Moreover, distressing as it may seem to a president used to unusually friendly coverage, this negativity is surprisingly normal. CMPA’s earlier studies found that the broadcast networks gave almost identically negative coverage to George W. Bush (37% positive), Bill Clinton (34% positive) and Ronald Reagan (37% positive) during their first seven months in office.

These numbers are too similar for mere coincidence; instead, they represent a historical pattern. Based on the experience of the past three decades, incoming presidents should expect to receive twice as much bad press as good press and plan accordingly. In the modern era of media politics, presidential honeymoons end with the transition to power. Once they try to put their agendas into practice, Republican and Democratic presidents alike are fair game for a media anxious to tell the other side of the story.

Obama differs from his predecessors mainly in the false hopes generated by sometimes fawning campaign coverage from jaded journalists who temporarily let themselves get carried away by his eloquence and the historic nature of his candidacy. When politics returned to normal, their coverage returned to form.

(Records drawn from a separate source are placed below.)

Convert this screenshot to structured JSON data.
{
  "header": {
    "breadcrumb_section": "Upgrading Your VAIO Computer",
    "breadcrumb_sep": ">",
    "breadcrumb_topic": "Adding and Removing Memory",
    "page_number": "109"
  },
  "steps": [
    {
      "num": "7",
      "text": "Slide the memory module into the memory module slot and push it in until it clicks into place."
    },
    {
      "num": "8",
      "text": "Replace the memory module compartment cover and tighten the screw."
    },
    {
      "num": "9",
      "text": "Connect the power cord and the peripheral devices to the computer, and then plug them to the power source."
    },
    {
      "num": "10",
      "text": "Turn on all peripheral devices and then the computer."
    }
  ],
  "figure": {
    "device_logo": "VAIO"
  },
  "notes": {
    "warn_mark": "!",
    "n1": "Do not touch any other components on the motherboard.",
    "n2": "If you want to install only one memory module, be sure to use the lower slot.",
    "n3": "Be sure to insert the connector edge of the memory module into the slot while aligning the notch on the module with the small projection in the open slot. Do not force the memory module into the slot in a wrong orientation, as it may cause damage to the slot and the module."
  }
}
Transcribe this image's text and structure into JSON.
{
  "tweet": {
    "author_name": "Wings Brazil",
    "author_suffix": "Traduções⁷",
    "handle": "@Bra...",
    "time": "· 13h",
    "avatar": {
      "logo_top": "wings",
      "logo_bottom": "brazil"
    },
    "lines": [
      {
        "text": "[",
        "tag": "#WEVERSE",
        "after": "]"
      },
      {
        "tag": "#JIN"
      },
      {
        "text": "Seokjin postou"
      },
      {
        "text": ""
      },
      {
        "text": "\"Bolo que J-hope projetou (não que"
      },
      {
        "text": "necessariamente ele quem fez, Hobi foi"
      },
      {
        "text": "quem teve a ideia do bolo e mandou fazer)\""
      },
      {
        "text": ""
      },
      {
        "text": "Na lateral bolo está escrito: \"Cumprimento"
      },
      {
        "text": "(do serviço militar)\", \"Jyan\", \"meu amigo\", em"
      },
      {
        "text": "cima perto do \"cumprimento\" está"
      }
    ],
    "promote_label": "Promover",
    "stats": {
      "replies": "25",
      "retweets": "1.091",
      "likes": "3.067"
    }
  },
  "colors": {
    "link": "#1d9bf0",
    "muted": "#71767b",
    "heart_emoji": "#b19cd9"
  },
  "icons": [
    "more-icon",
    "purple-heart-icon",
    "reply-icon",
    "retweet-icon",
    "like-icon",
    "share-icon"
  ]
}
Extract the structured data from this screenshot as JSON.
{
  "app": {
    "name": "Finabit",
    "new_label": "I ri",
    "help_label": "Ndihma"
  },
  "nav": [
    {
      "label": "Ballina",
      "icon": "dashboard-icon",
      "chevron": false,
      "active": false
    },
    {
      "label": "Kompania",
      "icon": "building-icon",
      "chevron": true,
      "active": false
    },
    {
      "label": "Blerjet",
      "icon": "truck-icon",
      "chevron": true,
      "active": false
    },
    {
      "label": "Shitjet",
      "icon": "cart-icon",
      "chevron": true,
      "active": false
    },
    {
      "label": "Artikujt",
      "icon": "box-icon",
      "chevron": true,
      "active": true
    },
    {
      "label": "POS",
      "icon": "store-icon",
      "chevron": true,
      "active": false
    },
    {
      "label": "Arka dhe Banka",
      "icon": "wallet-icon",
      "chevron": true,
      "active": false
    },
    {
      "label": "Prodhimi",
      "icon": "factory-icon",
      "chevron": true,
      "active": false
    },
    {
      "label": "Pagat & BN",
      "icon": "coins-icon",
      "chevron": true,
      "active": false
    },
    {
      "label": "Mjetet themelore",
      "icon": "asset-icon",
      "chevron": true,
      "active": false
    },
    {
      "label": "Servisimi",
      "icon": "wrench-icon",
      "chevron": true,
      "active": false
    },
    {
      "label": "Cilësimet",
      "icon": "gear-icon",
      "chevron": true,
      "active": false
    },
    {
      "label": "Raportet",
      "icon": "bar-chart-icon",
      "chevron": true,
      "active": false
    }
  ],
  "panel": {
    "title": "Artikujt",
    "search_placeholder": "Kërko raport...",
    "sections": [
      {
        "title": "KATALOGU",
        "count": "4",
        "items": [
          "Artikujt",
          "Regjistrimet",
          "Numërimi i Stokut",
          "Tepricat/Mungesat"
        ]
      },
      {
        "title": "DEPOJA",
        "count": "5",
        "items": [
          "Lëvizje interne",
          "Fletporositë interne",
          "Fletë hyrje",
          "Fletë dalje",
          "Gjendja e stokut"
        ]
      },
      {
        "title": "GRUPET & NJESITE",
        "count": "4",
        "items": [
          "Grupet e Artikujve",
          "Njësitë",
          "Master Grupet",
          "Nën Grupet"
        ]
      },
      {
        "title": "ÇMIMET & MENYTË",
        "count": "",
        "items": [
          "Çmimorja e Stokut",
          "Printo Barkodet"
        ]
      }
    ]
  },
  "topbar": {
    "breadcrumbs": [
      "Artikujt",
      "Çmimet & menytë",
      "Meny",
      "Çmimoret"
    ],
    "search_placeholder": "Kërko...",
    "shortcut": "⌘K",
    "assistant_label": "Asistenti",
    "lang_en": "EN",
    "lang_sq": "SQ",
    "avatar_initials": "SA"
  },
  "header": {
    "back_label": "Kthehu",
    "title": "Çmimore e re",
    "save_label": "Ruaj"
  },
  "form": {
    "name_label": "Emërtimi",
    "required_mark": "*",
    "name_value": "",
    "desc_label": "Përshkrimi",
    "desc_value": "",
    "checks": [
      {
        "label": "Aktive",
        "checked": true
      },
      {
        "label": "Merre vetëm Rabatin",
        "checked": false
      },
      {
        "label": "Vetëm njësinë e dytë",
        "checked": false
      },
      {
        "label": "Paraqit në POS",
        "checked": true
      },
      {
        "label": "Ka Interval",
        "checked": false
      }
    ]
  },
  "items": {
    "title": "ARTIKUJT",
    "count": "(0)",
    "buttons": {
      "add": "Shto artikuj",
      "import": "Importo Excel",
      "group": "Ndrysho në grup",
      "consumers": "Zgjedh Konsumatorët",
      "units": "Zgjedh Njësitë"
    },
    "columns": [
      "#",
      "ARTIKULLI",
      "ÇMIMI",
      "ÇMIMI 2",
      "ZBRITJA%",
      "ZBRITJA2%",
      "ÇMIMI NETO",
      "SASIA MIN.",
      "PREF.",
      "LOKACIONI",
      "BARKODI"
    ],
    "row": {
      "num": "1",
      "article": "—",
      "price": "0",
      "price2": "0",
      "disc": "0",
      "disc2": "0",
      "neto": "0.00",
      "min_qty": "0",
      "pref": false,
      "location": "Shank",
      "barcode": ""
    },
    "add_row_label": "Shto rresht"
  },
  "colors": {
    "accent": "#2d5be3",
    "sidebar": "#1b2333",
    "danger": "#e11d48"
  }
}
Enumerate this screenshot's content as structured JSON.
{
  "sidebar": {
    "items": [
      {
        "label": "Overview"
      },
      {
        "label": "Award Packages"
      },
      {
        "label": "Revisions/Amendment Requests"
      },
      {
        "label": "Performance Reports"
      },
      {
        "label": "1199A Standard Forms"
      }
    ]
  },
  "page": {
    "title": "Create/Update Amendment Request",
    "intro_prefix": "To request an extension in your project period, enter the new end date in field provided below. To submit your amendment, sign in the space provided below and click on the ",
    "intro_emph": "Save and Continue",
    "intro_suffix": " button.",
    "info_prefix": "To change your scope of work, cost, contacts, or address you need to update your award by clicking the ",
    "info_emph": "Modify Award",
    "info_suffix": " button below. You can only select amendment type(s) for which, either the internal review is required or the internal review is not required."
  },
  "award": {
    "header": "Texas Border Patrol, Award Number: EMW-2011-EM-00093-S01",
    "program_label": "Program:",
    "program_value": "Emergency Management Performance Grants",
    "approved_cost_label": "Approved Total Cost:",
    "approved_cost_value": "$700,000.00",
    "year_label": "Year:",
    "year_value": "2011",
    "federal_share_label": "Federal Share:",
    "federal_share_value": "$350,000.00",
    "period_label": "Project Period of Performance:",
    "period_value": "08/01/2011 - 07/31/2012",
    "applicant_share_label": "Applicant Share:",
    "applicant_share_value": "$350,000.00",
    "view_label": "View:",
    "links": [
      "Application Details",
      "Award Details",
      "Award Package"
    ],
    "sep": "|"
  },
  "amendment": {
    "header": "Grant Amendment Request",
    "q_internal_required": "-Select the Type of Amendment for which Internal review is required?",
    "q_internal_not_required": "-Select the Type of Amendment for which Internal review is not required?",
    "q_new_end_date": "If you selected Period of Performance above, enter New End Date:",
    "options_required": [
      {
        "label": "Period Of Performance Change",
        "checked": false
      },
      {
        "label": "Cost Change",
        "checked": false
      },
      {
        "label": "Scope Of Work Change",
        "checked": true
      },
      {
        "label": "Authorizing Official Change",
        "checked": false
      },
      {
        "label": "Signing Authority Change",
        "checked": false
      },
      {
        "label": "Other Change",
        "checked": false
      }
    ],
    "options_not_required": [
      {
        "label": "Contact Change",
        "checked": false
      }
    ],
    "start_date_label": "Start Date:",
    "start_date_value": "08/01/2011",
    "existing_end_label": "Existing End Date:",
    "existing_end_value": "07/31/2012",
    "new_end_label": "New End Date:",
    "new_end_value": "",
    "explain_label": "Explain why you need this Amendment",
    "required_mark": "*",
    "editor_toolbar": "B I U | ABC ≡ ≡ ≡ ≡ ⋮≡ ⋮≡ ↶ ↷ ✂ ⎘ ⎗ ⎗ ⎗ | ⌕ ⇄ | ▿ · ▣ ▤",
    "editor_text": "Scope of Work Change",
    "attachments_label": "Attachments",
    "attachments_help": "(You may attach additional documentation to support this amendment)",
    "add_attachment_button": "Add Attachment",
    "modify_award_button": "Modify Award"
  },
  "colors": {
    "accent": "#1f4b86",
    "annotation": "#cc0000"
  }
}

Of course Fox remains a special case among Obama’s tormentors, with its … conservative talk show hosts singing the same discordant tune. But odds are that the next Republican president will get the same reception from Fox’s liberal counterparts on MSNBC.  A GOP president will also have to cope with the growing trend among entertainment-oriented cable channels to feature liberal commentators, such as Comedy Central’s Jon Stewart and Stephen Colbert and HBO’s Bill Maher.

Across the cable landscape, reporting seems to be merging with commentary just as surely as news is merging with entertainment. In light of White House charges that Fox is “not really a news organization,” it is ironic that among all the cable channels that feature political news and comment, Fox is the only one that runs an old-fashioned half hour of nightly news modeled on the broadcast networks.

To be sure, this president can expect more criticism from Fox than from CNN and MSNBC. But to single out Fox as the problem, because–unlike other television news–it has morphed from a news organization into an adversary? He should be so lucky.

Read the original article at forbes.com/2009/11/14/fox-news-barack-obama-media-opinions-contributors-s-robert-lichter.html.